▶ _Task statement_: Your answer should show every line of the material below that includes "Wired".

### Exercise material ###

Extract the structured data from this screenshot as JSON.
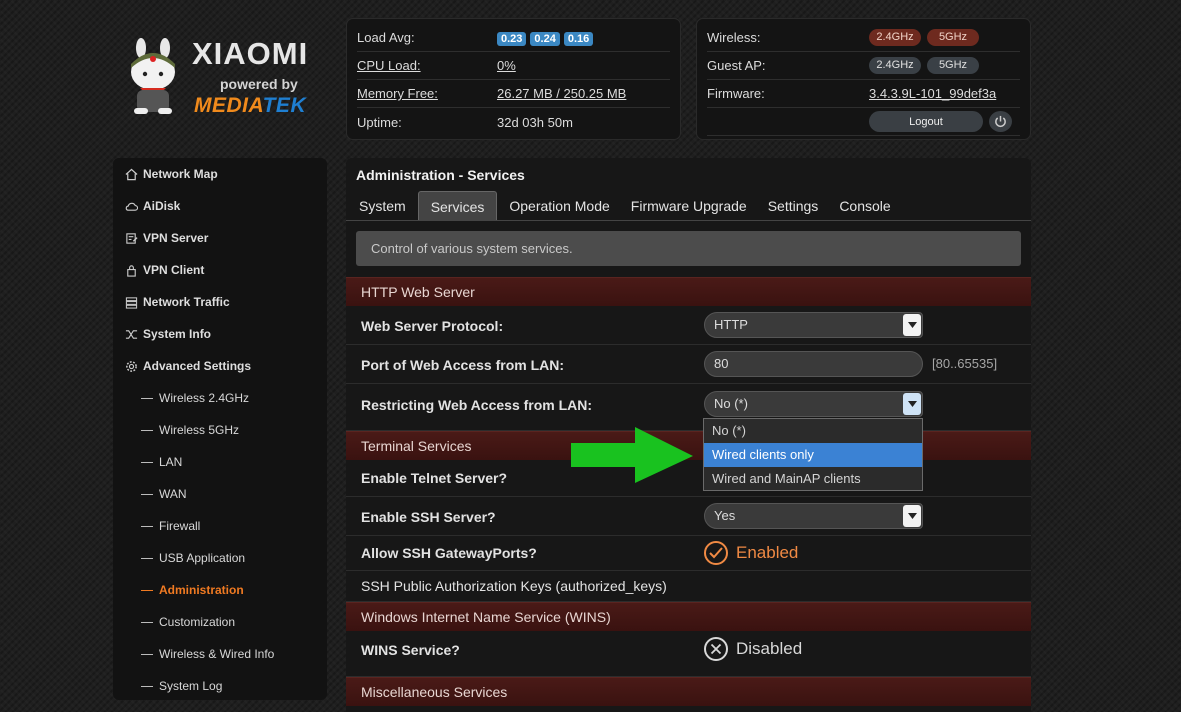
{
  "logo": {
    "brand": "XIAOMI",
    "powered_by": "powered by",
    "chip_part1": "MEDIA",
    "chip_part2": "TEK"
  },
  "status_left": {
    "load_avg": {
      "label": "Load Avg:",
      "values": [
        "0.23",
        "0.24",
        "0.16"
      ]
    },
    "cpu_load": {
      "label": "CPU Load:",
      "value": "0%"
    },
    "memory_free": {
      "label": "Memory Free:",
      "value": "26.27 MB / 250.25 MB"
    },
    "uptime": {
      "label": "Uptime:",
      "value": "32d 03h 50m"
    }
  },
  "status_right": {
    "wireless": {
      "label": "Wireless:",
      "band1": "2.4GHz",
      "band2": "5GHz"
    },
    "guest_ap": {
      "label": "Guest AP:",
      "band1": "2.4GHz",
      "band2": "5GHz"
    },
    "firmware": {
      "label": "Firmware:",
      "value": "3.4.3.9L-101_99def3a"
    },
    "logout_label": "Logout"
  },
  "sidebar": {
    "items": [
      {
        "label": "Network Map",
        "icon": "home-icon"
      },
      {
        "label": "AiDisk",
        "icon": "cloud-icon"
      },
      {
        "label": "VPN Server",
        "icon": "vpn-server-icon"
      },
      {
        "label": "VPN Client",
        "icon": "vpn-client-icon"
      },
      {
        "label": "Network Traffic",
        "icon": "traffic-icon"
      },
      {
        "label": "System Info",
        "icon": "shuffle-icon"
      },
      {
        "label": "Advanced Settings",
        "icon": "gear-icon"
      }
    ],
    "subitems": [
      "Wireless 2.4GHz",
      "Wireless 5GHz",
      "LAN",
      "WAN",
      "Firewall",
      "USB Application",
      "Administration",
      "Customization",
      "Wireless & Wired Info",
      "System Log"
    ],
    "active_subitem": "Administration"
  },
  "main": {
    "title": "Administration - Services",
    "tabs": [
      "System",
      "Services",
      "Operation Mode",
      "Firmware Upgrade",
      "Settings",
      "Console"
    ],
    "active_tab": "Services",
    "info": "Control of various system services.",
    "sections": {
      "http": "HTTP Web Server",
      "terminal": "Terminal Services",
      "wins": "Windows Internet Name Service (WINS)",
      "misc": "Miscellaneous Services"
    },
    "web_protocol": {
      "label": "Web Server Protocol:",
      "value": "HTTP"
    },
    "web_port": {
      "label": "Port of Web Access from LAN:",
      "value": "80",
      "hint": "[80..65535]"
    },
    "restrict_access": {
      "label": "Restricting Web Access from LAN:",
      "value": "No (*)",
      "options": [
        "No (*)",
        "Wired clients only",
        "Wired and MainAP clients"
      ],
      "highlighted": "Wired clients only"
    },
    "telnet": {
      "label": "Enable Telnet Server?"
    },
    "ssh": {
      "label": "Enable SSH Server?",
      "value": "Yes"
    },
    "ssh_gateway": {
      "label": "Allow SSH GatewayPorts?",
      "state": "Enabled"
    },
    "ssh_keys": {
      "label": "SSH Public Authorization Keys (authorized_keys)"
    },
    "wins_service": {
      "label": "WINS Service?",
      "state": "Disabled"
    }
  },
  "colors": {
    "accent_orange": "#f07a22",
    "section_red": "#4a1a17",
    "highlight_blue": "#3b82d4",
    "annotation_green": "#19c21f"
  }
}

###

▶ _Answer area_:
      "Wireless & Wired Info",
        "Wired clients only",
        "Wired and MainAP clients"
      "highlighted": "Wired clients only"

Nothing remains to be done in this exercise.